The Milwaukee Brewers continued their hot play on Saturday, winning their eighth game in nine tries by topping the Arizona Diamondbacks by a 7-5 final (box score). The Brewers, now 32-26 on the season, trail in the National League Central by half a game, depending on the outcome of Saturday night's Chicago Cubs' game against the San Francisco Giants (GameTracker).

The Brewers owe some credit for their recent run to shortstop Willy Adames, who Milwaukee acquired from the Tampa Bay Rays on May 21. On Saturday, for instance, he delivered a two-run homer that gave the Brewers a three-run lead in the sixth inning. Overall, Adames has hit .271/.364/.500 with three home runs in 14 games with the Brewers, as opposed to the .197/.254/.371 with five home runs he had delivered in 41 games with the Rays.

While Adames' time with Milwaukee qualifies as a small sample, his improvements aren't just surface-level. His average exit velocity is a full tick higher with Milwaukee than it was with Tampa Bay, and he's lowered his launch angle. He's also improved upon both his strikeout and walk rates, with the former dipping from 35.9 percent to 27.3 percent, and the latter increasing from seven percent to 12.7 percent.

Perhaps the most encouraging part of Adames' Brewers tenure can be found in his plate discipline numbers. He's swinging, whiffing, and chasing less frequently since the trade:

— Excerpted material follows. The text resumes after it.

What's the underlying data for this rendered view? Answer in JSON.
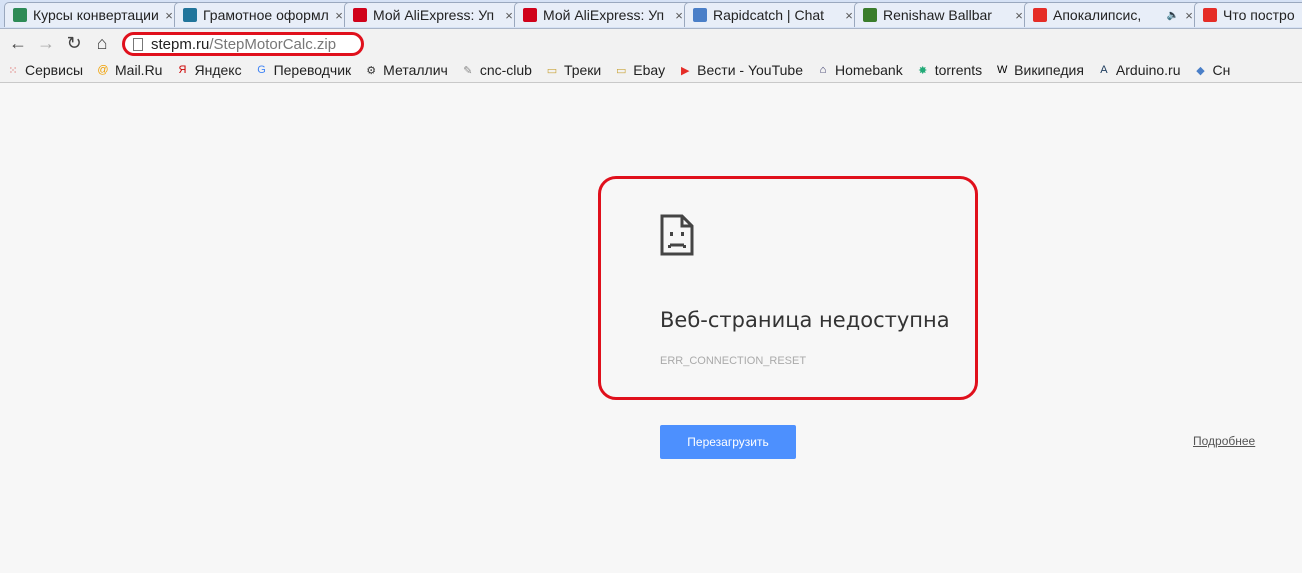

If Adames can maintain at least of those gains, it'll lend credence to his explanation for struggling in games at Tropicana Field. "You can see the difference in numbers," he told reporters last September. "Since the beginning of last year, I was having trouble, I guess. Every time we come from the road, it's different in here. I don't want to make an excuse of that. I've just been struggling here."

Though that may have sounded like a convenient excuse for poor play, there might be something there. After all, Adames hit .217/.275/.341 at the Trop versus .255/.322/.421 overall. That kind of disparity is jarring, especially since players tend to perform better at home.

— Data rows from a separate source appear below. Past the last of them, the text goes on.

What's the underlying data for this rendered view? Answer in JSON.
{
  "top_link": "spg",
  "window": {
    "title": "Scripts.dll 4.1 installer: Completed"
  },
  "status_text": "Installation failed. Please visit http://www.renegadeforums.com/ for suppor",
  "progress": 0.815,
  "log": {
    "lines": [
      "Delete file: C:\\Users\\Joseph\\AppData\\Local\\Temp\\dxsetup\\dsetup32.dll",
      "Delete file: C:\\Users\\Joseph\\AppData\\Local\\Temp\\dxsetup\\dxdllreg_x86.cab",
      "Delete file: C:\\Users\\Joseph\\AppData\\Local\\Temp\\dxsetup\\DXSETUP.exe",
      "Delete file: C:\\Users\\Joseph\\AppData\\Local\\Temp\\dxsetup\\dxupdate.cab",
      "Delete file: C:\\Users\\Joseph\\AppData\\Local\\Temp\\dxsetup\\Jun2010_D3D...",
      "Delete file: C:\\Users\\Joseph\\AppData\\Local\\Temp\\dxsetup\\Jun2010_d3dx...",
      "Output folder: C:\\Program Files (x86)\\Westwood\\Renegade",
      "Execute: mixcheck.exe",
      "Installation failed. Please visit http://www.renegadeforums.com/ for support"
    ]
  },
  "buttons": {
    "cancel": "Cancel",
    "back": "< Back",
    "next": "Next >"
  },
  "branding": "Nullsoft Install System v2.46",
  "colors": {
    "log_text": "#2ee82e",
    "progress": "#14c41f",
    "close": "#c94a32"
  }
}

Of course, Adames doesn't have to keep up this level of production to be a welcomed addition to a Brewers lineup that ranked 27th in the majors entering Saturday, as judged by FanGraphs' wRC+ metric; he just has to be better than Luis Urías and the other individuals who would've received playing time for Milwaukee had he never been acquired. So far, so good in that respect.

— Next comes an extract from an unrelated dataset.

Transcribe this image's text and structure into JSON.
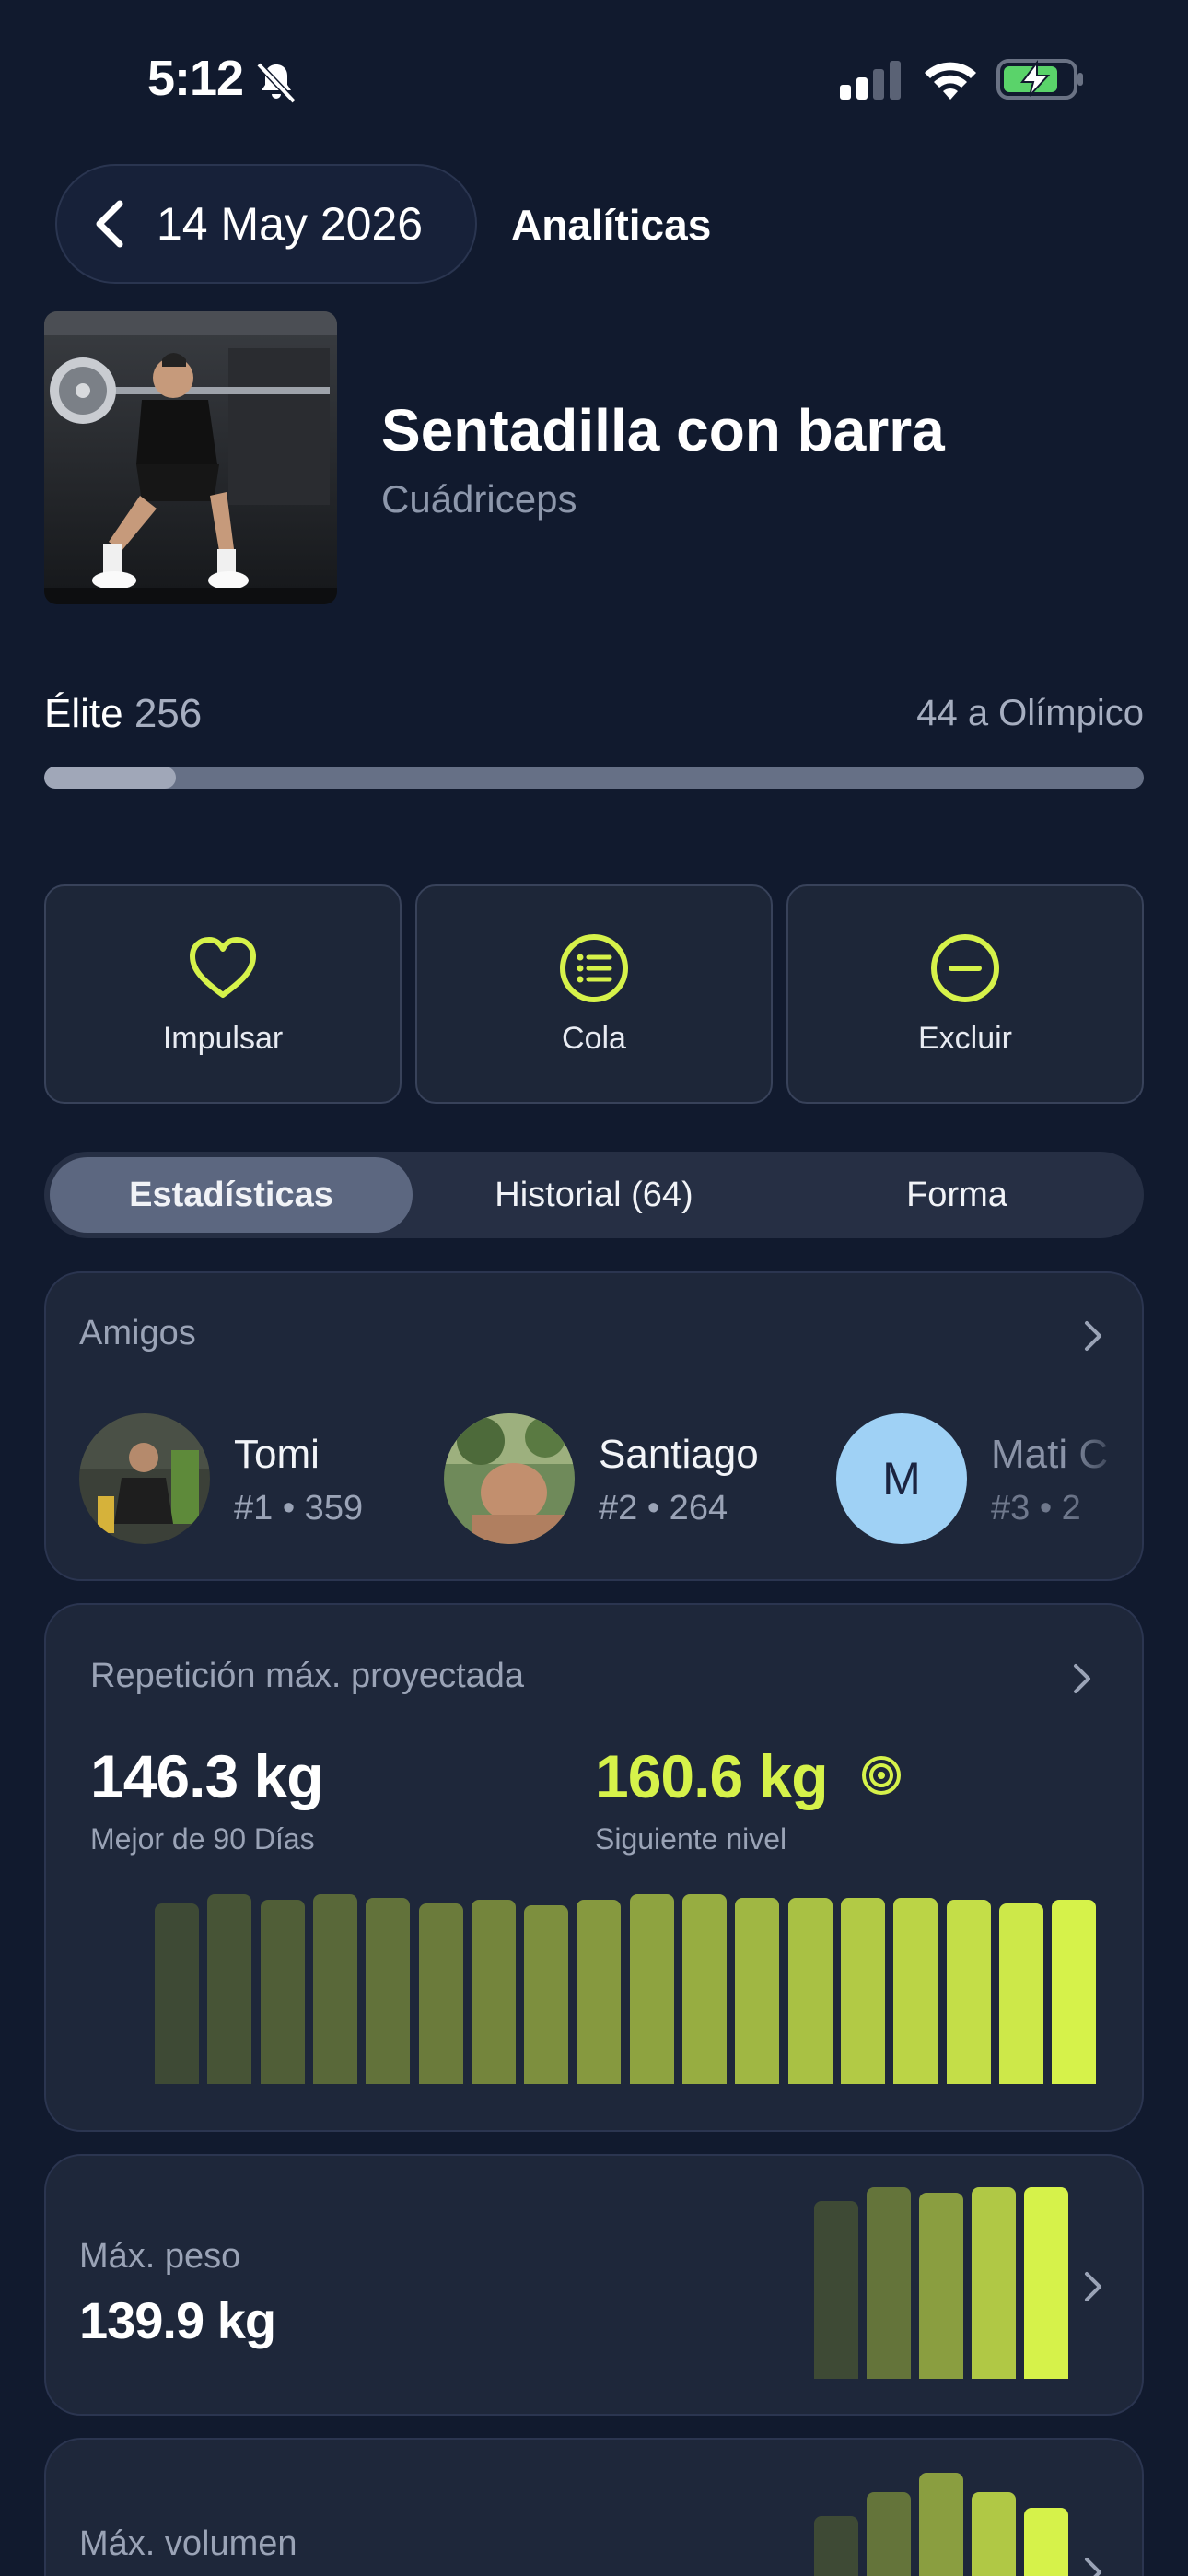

The Brewers will wrap up their series with the Diamondbacks on Sunday before heading on the road for a three-game set versus the Cincinnati Reds.